## YOUR TASK
A word-for-word copy of the records below is needed, without the images.

Excerpts from an interface dataset:

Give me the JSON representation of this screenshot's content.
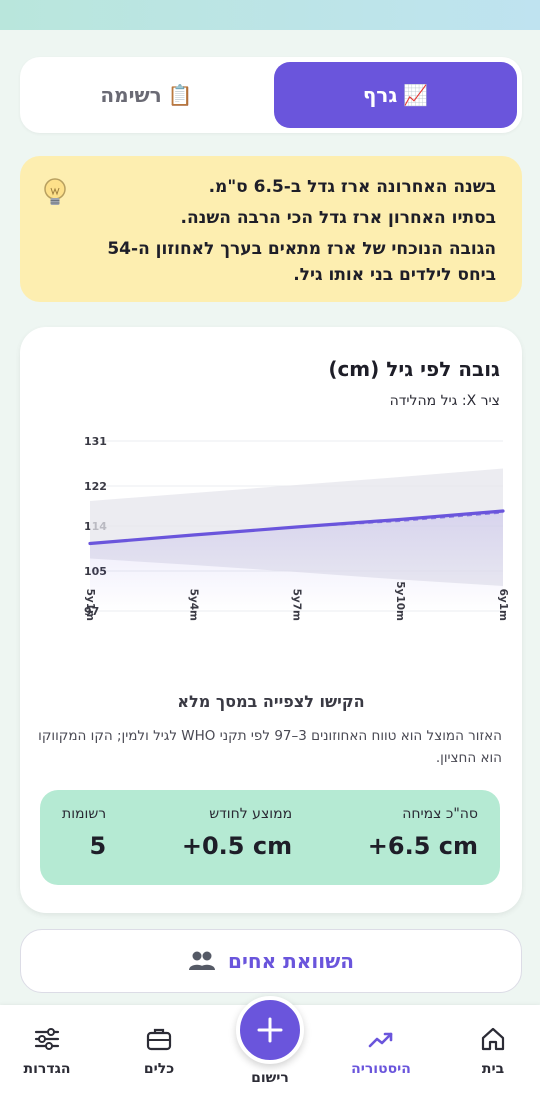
{
  "tabs": [
    {
      "label": "רשימה",
      "icon": "clipboard-icon",
      "active": false
    },
    {
      "label": "גרף",
      "icon": "chart-up-icon",
      "active": true
    }
  ],
  "insight": {
    "lines": [
      "בשנה האחרונה ארז גדל ב-6.5 ס\"מ.",
      "בסתיו האחרון ארז גדל הכי הרבה השנה.",
      "הגובה הנוכחי של ארז מתאים בערך לאחוזון ה-54 ביחס לילדים בני אותו גיל."
    ]
  },
  "chart_card": {
    "title": "גובה לפי גיל (cm)",
    "subtitle": "ציר X: גיל מהלידה",
    "hint": "הקישו לצפייה במסך מלא",
    "note": "האזור המוצל הוא טווח האחוזונים 3–97 לפי תקני WHO לגיל ולמין; הקו המקווקו הוא החציון."
  },
  "chart_data": {
    "type": "line",
    "x": [
      "5y1m",
      "5y4m",
      "5y7m",
      "5y10m",
      "6y1m"
    ],
    "xlabel": "",
    "ylabel": "",
    "yticks": [
      97,
      105,
      114,
      122,
      131
    ],
    "ylim": [
      97,
      131
    ],
    "series": [
      {
        "values": [
          110.5,
          112.2,
          113.8,
          115.3,
          117.0
        ]
      },
      {
        "values": [
          110.5,
          112.2,
          113.8,
          115.0,
          116.7
        ]
      }
    ],
    "band_upper": [
      119.0,
      120.6,
      122.2,
      123.8,
      125.5
    ],
    "band_lower": [
      107.5,
      106.2,
      104.8,
      103.3,
      102.0
    ],
    "grid": true,
    "colors": {
      "line": "#6a55dc",
      "band": "#e6e6ec"
    }
  },
  "stats": [
    {
      "label": "סה\"כ צמיחה",
      "value": "+6.5 cm"
    },
    {
      "label": "ממוצע לחודש",
      "value": "+0.5 cm"
    },
    {
      "label": "רשומות",
      "value": "5"
    }
  ],
  "compare_button": {
    "label": "השוואת אחים",
    "icon": "people-icon"
  },
  "nav": {
    "items": [
      {
        "label": "בית",
        "icon": "home-icon",
        "active": false
      },
      {
        "label": "היסטוריה",
        "icon": "trend-icon",
        "active": true
      },
      {
        "label": "רישום",
        "icon": "plus-icon",
        "active": false
      },
      {
        "label": "כלים",
        "icon": "briefcase-icon",
        "active": false
      },
      {
        "label": "הגדרות",
        "icon": "sliders-icon",
        "active": false
      }
    ]
  },
  "colors": {
    "accent": "#6a55dc",
    "insight_bg": "#fdeeb0",
    "stats_bg": "#b5ead3"
  }
}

## ANSWER SECTION
Give me the JSON representation of this screenshot's content.
{
  "tabs": [
    {
      "label": "רשימה",
      "icon": "clipboard-icon",
      "active": false
    },
    {
      "label": "גרף",
      "icon": "chart-up-icon",
      "active": true
    }
  ],
  "insight": {
    "lines": [
      "בשנה האחרונה ארז גדל ב-6.5 ס\"מ.",
      "בסתיו האחרון ארז גדל הכי הרבה השנה.",
      "הגובה הנוכחי של ארז מתאים בערך לאחוזון ה-54 ביחס לילדים בני אותו גיל."
    ]
  },
  "chart_card": {
    "title": "גובה לפי גיל (cm)",
    "subtitle": "ציר X: גיל מהלידה",
    "hint": "הקישו לצפייה במסך מלא",
    "note": "האזור המוצל הוא טווח האחוזונים 3–97 לפי תקני WHO לגיל ולמין; הקו המקווקו הוא החציון."
  },
  "chart_data": {
    "type": "line",
    "x": [
      "5y1m",
      "5y4m",
      "5y7m",
      "5y10m",
      "6y1m"
    ],
    "xlabel": "",
    "ylabel": "",
    "yticks": [
      97,
      105,
      114,
      122,
      131
    ],
    "ylim": [
      97,
      131
    ],
    "series": [
      {
        "values": [
          110.5,
          112.2,
          113.8,
          115.3,
          117.0
        ]
      },
      {
        "values": [
          110.5,
          112.2,
          113.8,
          115.0,
          116.7
        ]
      }
    ],
    "band_upper": [
      119.0,
      120.6,
      122.2,
      123.8,
      125.5
    ],
    "band_lower": [
      107.5,
      106.2,
      104.8,
      103.3,
      102.0
    ],
    "grid": true,
    "colors": {
      "line": "#6a55dc",
      "band": "#e6e6ec"
    }
  },
  "stats": [
    {
      "label": "סה\"כ צמיחה",
      "value": "+6.5 cm"
    },
    {
      "label": "ממוצע לחודש",
      "value": "+0.5 cm"
    },
    {
      "label": "רשומות",
      "value": "5"
    }
  ],
  "compare_button": {
    "label": "השוואת אחים",
    "icon": "people-icon"
  },
  "nav": {
    "items": [
      {
        "label": "בית",
        "icon": "home-icon",
        "active": false
      },
      {
        "label": "היסטוריה",
        "icon": "trend-icon",
        "active": true
      },
      {
        "label": "רישום",
        "icon": "plus-icon",
        "active": false
      },
      {
        "label": "כלים",
        "icon": "briefcase-icon",
        "active": false
      },
      {
        "label": "הגדרות",
        "icon": "sliders-icon",
        "active": false
      }
    ]
  },
  "colors": {
    "accent": "#6a55dc",
    "insight_bg": "#fdeeb0",
    "stats_bg": "#b5ead3"
  }
}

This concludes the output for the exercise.